Exercise materials:
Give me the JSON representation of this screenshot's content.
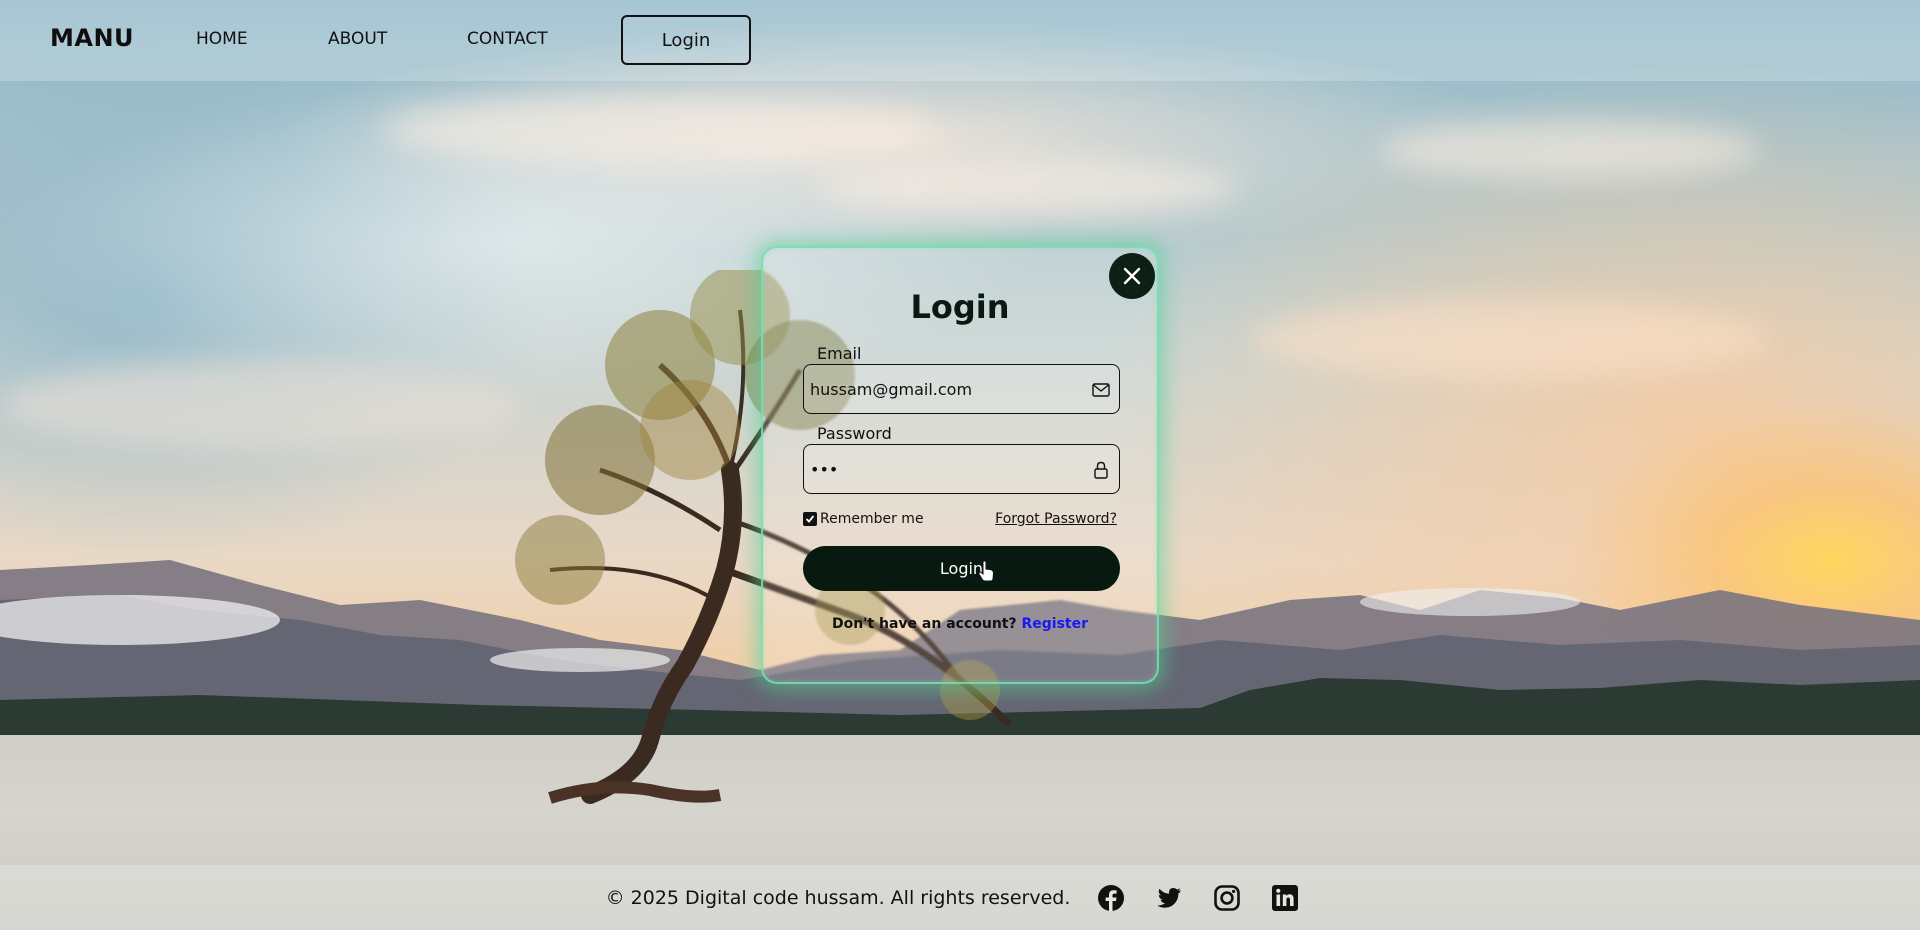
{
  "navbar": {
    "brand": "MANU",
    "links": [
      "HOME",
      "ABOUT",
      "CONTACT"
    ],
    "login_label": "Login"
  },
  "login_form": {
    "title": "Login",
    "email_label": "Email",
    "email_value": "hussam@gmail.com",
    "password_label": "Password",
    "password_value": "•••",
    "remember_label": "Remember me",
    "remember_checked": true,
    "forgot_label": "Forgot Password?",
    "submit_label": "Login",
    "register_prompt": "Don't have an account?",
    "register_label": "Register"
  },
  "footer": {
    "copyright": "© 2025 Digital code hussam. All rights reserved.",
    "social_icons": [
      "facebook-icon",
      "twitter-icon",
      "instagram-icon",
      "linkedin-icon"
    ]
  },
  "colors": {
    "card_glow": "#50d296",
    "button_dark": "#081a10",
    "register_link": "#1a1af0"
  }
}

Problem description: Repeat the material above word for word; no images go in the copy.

Written reply:
Give me the JSON representation of this screenshot's content.
{
  "navbar": {
    "brand": "MANU",
    "links": [
      "HOME",
      "ABOUT",
      "CONTACT"
    ],
    "login_label": "Login"
  },
  "login_form": {
    "title": "Login",
    "email_label": "Email",
    "email_value": "hussam@gmail.com",
    "password_label": "Password",
    "password_value": "•••",
    "remember_label": "Remember me",
    "remember_checked": true,
    "forgot_label": "Forgot Password?",
    "submit_label": "Login",
    "register_prompt": "Don't have an account?",
    "register_label": "Register"
  },
  "footer": {
    "copyright": "© 2025 Digital code hussam. All rights reserved.",
    "social_icons": [
      "facebook-icon",
      "twitter-icon",
      "instagram-icon",
      "linkedin-icon"
    ]
  },
  "colors": {
    "card_glow": "#50d296",
    "button_dark": "#081a10",
    "register_link": "#1a1af0"
  }
}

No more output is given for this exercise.